CONSTRUCTION work on 114 metres of flood defence along Kendal’s River Kent will begin this week.

It is part of the controversial £76m flood scheme that the Environment Agency (EA) says will reduce the risk of flooding to 1,480 homes and 1,100 businesses across the river’s catchment area.

The EA says a ‘small number’ of trees will need removing to accommodate the work, with others needing to be cut back.

“Before work began, as well as a survey to identify any nesting birds, a tree assessment was carried out to identify and record all trees and woodlands which could be affected by these works,” said an EA spokeswoman.

“All work will take place with an arboriculturalist present, with sensitive techniques being used.

“Once work is completed, trees will be replanted to complement the rich grassland species that are being introduced.”

Stewart Mounsey, EA flood risk manager for Cumbria, said: “Construction of the £76m Flood Risk Management Scheme for Kendal is progressing, with contractors now starting work to build a flood defence wall along the River Kent near to Clarks [in Natland Road].

“The works in this location will take around five months to complete and will involve building 114 meters of flood defence wall, constructed on top of six metres of sheet piling.

“When finished, the wall will be finished in smooth concrete with sections being topped with a handrail.”

He said: “Sadly, some trees will need to be removed, but we are committed to planting species-rich grasslands and over 4000 trees across the whole area.

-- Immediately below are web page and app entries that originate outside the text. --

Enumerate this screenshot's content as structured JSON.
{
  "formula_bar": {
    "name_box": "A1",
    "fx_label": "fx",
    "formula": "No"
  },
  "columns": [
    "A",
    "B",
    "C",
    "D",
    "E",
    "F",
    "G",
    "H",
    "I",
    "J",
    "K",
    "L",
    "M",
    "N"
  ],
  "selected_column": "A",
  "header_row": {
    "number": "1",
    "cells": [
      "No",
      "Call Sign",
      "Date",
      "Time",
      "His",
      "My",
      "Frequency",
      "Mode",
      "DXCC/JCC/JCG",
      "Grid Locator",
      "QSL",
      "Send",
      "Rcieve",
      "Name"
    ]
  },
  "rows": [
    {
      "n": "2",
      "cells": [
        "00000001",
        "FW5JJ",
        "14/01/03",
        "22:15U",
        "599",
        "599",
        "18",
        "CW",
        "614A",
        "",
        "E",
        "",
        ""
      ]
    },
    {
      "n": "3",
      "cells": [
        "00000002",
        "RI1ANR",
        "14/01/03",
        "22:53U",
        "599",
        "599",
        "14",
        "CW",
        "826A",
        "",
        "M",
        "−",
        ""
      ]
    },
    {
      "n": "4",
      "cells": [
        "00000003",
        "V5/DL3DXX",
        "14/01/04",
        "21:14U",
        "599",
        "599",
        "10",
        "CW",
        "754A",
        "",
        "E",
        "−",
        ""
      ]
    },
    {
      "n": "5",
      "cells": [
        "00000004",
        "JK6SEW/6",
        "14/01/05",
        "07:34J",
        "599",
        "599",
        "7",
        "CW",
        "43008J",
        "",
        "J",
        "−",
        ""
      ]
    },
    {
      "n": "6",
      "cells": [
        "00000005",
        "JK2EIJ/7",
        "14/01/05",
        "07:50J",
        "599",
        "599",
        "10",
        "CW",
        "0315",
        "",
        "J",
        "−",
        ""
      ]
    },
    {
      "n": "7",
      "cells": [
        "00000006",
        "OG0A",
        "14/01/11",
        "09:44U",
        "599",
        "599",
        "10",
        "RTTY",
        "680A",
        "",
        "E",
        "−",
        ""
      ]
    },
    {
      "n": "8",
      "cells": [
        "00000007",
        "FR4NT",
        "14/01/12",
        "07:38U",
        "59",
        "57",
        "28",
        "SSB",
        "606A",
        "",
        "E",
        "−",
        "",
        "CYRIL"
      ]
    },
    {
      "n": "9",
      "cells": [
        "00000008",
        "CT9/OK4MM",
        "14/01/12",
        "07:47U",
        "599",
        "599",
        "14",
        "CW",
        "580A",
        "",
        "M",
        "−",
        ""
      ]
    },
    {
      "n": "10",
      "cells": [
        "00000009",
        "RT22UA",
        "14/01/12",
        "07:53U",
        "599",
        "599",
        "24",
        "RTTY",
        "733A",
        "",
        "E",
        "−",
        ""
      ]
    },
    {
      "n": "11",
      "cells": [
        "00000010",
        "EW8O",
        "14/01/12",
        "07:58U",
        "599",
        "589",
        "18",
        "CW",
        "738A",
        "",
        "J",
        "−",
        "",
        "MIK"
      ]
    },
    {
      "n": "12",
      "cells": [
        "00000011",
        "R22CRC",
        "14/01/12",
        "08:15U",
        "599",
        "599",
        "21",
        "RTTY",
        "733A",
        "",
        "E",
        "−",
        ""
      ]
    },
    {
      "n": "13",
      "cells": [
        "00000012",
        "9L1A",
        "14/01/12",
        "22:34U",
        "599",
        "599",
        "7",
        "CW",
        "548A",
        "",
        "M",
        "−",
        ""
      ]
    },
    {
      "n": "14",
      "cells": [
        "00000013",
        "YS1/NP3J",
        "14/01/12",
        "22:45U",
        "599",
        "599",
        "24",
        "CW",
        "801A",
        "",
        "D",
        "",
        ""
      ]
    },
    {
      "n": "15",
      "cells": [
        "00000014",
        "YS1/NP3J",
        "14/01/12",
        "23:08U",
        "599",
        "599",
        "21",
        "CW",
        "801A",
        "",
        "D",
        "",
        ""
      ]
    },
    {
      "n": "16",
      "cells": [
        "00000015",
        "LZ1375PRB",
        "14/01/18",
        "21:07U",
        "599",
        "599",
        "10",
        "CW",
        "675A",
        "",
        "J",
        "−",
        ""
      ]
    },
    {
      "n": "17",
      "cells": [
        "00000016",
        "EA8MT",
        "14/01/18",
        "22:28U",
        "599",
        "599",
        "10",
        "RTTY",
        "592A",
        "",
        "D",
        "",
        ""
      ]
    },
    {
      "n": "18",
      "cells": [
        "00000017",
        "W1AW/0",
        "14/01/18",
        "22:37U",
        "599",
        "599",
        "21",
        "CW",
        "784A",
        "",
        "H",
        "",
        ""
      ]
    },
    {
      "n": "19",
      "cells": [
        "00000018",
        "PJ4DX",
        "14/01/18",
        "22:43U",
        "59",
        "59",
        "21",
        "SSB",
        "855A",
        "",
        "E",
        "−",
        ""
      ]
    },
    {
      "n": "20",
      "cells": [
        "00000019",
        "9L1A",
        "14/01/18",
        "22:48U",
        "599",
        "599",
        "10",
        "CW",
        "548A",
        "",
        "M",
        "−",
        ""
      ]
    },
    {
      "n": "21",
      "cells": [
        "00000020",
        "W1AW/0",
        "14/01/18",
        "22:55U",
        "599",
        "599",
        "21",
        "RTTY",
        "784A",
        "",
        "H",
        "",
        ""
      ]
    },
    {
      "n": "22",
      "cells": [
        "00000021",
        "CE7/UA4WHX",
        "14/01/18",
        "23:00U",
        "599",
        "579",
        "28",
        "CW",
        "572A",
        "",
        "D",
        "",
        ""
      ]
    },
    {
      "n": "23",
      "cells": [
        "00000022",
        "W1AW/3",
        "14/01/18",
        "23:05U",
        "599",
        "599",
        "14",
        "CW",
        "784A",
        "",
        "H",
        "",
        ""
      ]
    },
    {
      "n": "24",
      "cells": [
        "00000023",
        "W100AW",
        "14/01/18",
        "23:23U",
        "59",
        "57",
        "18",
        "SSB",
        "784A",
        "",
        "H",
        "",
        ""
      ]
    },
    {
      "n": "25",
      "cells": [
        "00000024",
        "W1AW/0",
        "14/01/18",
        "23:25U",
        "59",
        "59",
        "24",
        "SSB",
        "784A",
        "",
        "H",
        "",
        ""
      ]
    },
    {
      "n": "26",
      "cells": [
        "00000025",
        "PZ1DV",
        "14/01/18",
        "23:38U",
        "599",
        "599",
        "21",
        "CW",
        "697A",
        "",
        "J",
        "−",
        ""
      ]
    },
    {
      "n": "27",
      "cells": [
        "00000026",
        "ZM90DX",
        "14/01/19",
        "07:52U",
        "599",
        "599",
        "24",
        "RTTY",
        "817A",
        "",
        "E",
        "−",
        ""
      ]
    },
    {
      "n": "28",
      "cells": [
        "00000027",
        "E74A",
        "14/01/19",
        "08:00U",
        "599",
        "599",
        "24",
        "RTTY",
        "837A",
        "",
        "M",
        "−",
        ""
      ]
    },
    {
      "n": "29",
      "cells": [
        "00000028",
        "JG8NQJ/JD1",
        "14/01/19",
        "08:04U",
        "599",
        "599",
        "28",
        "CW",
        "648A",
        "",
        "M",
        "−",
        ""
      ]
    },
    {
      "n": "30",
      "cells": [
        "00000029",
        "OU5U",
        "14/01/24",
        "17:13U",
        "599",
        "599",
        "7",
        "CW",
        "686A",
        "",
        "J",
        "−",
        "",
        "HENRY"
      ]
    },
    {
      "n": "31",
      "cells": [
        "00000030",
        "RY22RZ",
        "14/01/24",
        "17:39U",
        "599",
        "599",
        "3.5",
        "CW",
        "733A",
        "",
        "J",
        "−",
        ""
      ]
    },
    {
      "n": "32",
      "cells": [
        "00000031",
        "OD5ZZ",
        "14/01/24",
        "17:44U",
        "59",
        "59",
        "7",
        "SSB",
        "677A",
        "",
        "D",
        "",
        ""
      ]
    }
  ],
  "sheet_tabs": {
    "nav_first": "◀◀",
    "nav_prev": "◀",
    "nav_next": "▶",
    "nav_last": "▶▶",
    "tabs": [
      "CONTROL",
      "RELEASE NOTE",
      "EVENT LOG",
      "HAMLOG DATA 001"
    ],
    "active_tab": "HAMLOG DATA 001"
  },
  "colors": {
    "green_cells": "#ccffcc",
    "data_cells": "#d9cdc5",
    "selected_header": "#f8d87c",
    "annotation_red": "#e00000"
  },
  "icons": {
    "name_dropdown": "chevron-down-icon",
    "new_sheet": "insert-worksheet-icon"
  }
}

“More information on the Kendal Flood Risk Management Scheme can be found on www.thefloodhub/Kendal.”

The scheme has divided townsfolk since its inception.

Campaigners calling for a rethink of the project claim it provides ‘false hope’ and have questioned how much protection it will really provide.

Business leader Mark Cropper, who chairs Kendal Futures, a partnership body aiming to make the town a better place to live and work, previously said the plans constituted a ‘disregard for our town’s heritage’ and that he was ‘devastated’ about the wider impact they would have on Kendal.

Mr Cropper wrote a letter to the EA expressing these concerns which was published by The Westmorland Gazette in full in March.

Westmorland and Lonsdale MP Tim Farron supports the scheme and has repeatedly expressed his wish to get it up and running in order to provide the promised protections to homes and businesses.